* Dollar rises to 2-1/2 week high against major currencies
* U.S. Treasury yield hits 2-year high, Wall St seen weak
* Copper, oil fall as China rate fears add to Fed worries
* World shares extend last week’s losses, volatility rises
By Richard Hubbard
LONDON, June 24 (Reuters) - The U.S. central bank’s plans to scale back its money printing, combined with tighter financial conditions in China, lifted the dollar on Monday, but sent bonds, shares and commodities lower.
U.S. stock futures pointed to Wall Street joining the falls, adding to the drop the major indexes have already suffered.

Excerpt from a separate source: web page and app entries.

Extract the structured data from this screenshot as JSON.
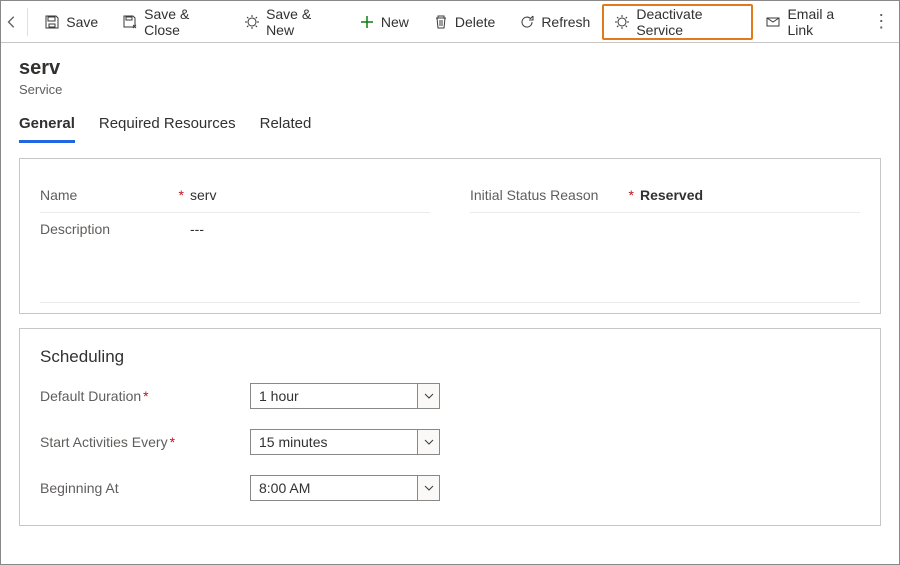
{
  "toolbar": {
    "save": "Save",
    "save_close": "Save & Close",
    "save_new": "Save & New",
    "new": "New",
    "delete": "Delete",
    "refresh": "Refresh",
    "deactivate": "Deactivate Service",
    "email_link": "Email a Link"
  },
  "header": {
    "title": "serv",
    "subtitle": "Service"
  },
  "tabs": {
    "general": "General",
    "required_resources": "Required Resources",
    "related": "Related"
  },
  "general": {
    "name_label": "Name",
    "name_value": "serv",
    "status_label": "Initial Status Reason",
    "status_value": "Reserved",
    "description_label": "Description",
    "description_value": "---"
  },
  "scheduling": {
    "title": "Scheduling",
    "default_duration_label": "Default Duration",
    "default_duration_value": "1 hour",
    "start_every_label": "Start Activities Every",
    "start_every_value": "15 minutes",
    "beginning_at_label": "Beginning At",
    "beginning_at_value": "8:00 AM"
  }
}
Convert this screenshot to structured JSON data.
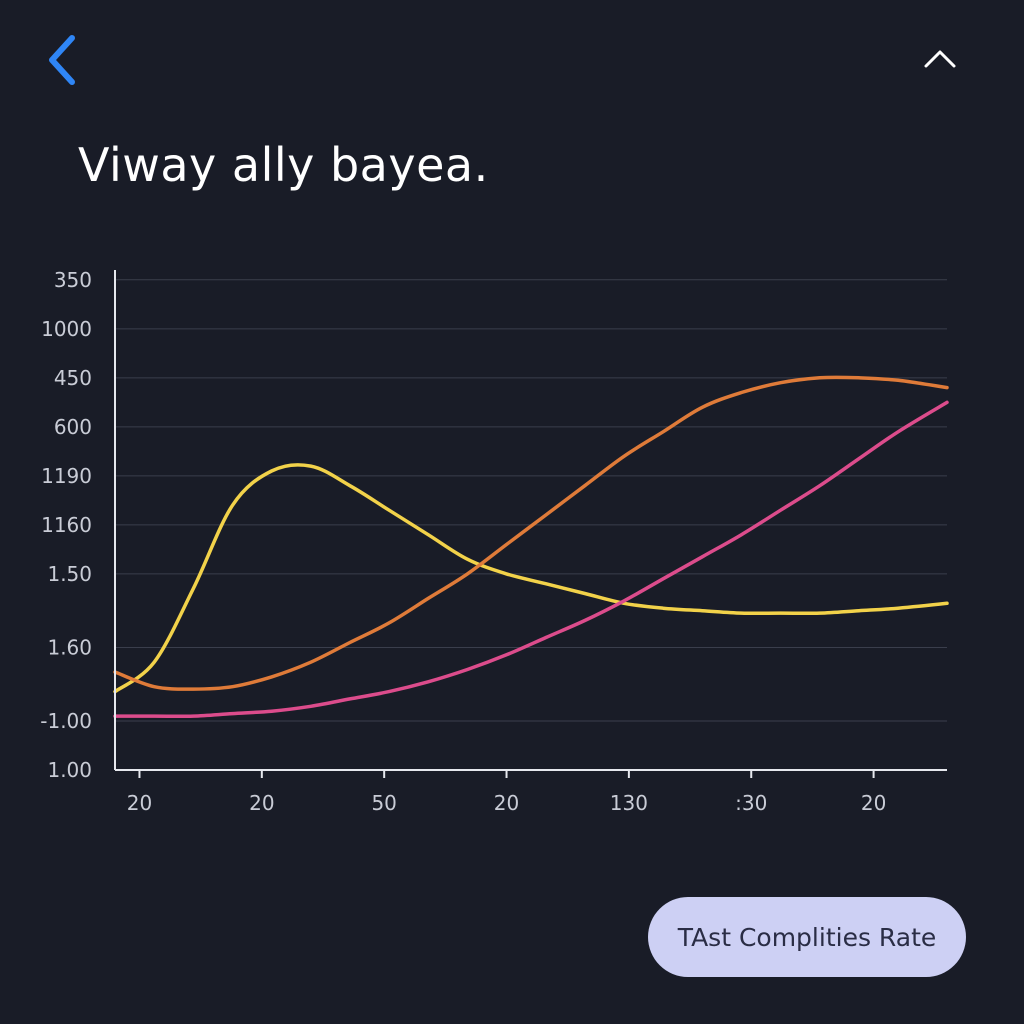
{
  "header": {
    "back_icon": "chevron-left-icon",
    "collapse_icon": "chevron-up-icon",
    "title": "Viway ally bayea."
  },
  "colors": {
    "background": "#191c27",
    "accent": "#2f86f6",
    "grid": "#3a3e4c",
    "axis": "#e6e8ee",
    "yellow_series": "#f2d24a",
    "orange_series": "#df7b39",
    "pink_series": "#dc4c8c",
    "pill_background": "#cdd0f4",
    "pill_text": "#2a2d45"
  },
  "legend_button": {
    "label": "TAst Complities Rate"
  },
  "chart_data": {
    "type": "line",
    "title": "",
    "xlabel": "",
    "ylabel": "",
    "grid": true,
    "x_tick_labels": [
      "20",
      "20",
      "50",
      "20",
      "130",
      ":30",
      "20"
    ],
    "x_tick_positions": [
      0.5,
      3,
      5.5,
      8,
      10.5,
      13,
      15.5
    ],
    "xlim": [
      0,
      17
    ],
    "y_tick_labels": [
      "1.00",
      "-1.00",
      "1.60",
      "1.50",
      "1160",
      "1190",
      "600",
      "450",
      "1000",
      "350"
    ],
    "y_tick_positions": [
      0,
      1,
      2.5,
      4,
      5,
      6,
      7,
      8,
      9,
      10
    ],
    "ylim": [
      0,
      10.2
    ],
    "series": [
      {
        "color": "#f2d24a",
        "x": [
          0,
          0.8,
          1.6,
          2.4,
          3.2,
          4.0,
          4.8,
          5.6,
          6.4,
          7.2,
          8.0,
          8.8,
          9.6,
          10.4,
          11.2,
          12.0,
          12.8,
          13.6,
          14.4,
          15.2,
          16.0,
          17.0
        ],
        "y": [
          1.6,
          2.2,
          3.7,
          5.4,
          6.1,
          6.2,
          5.8,
          5.3,
          4.8,
          4.3,
          4.0,
          3.8,
          3.6,
          3.4,
          3.3,
          3.25,
          3.2,
          3.2,
          3.2,
          3.25,
          3.3,
          3.4
        ]
      },
      {
        "color": "#df7b39",
        "x": [
          0,
          0.8,
          1.6,
          2.4,
          3.2,
          4.0,
          4.8,
          5.6,
          6.4,
          7.2,
          8.0,
          8.8,
          9.6,
          10.4,
          11.2,
          12.0,
          12.8,
          13.6,
          14.4,
          15.2,
          16.0,
          17.0
        ],
        "y": [
          2.0,
          1.7,
          1.65,
          1.7,
          1.9,
          2.2,
          2.6,
          3.0,
          3.5,
          4.0,
          4.6,
          5.2,
          5.8,
          6.4,
          6.9,
          7.4,
          7.7,
          7.9,
          8.0,
          8.0,
          7.95,
          7.8
        ]
      },
      {
        "color": "#dc4c8c",
        "x": [
          0,
          0.8,
          1.6,
          2.4,
          3.2,
          4.0,
          4.8,
          5.6,
          6.4,
          7.2,
          8.0,
          8.8,
          9.6,
          10.4,
          11.2,
          12.0,
          12.8,
          13.6,
          14.4,
          15.2,
          16.0,
          17.0
        ],
        "y": [
          1.1,
          1.1,
          1.1,
          1.15,
          1.2,
          1.3,
          1.45,
          1.6,
          1.8,
          2.05,
          2.35,
          2.7,
          3.05,
          3.45,
          3.9,
          4.35,
          4.8,
          5.3,
          5.8,
          6.35,
          6.9,
          7.5
        ]
      }
    ]
  }
}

The declines stem from Federal Reserve’s signal that the era of cheap central bank money - which saw many assets hit record highs - was coming to an end, but have been exacerbated by China’s battle to transition to a lower growth economy.
Both events are unprecedented and have driven a sharp rise in risk aversion by investors fearing a long period of volatility across markets.
“The more liquidity you’ve got in the system, the more disorderly the potential could be, so that’s the real fear about this,” said Josh Raymond, market strategist for City Index.
The shift out of assets which have benefited most from cheap money has been sharpest in the U.S. debt market, where yields on 10-year Treasury notes spiked to two-year highs of 2.6 percent on Monday.
This rise, and the brighter outlook for the U.S. economy, which was behind the Fed’s decision, has favoured the dollar against most major currencies. The dollar index was up 0.4 percent at 82.66 on Monday, building on last week’s 2.2 percent rally, its biggest weekly gain in 19 months.
Against the yen, the dollar was up 0.1 percent at 97.97 yen while the euro fell 0.1 percent to $1.3105 after dropping as low as $1.3078, a level not seen since June 6.
As investors retreated into the dollar, share markets everywhere have tumbled, with the falls heaviest in many of the world’s major emerging markets.
MSCI’s benchmark index for stocks in the emerging world fell for a fifth straight day on Monday to touch one-year lows, led by China shares, which tumbled to their biggest daily loss in almost four years.
The rise in Treasury yields and better prospects for the U.S. economy have undermined the attraction of emerging markets, as China’s efforts to clean up its banking system and switch to a slower growth trajectory raises fears of greater instability.
“The China story is something that people are aware of and keeping an eye on, but broadly people are still digesting the comments of the Fed,” RBS emerging markets analyst Mohammed Kazmi said.
MSCI’s main world equity index, which tracks stocks in 45 countries, shed 0.8 percent to add to last week’s 3.2 percent loss, its worst weekly fall since May 2012.
The concerns over China’s economic health spread to mining stocks in Europe, adding to worries about the impact of the Fed’s tapering, and pushing the FTSEurofirst 300 index of top companies down 1.5 percent by midday to 1,124.10 points.
The Euro STOXX 50 Volatility index, known as the VSTOXX, jumped to a nine-month high, signalling a sharp rise in risk aversion among investors.
European equity markets weakened despite data showing German business morale picking up for a second straight month in June, pointing to a slow recovery for Europe’s largest economy.
Commodity markets were faced with the additional pressure of the stronger dollar, which makes them more expensive to investors outside the U.S.
Copper dropped to its lowest price in 21 months, while oil slipped below $100 a barrel for the first time in three weeks.
“Global money supply will be wound back and the level of investment in commodities like oil will be pulled back,” said Michael McCarthy, chief market strategist at CMC Markets.
Gold fell over 1 percent, extending last week’s 7 percent decline, with investors shunning gold’s appeal as a safe-haven asset.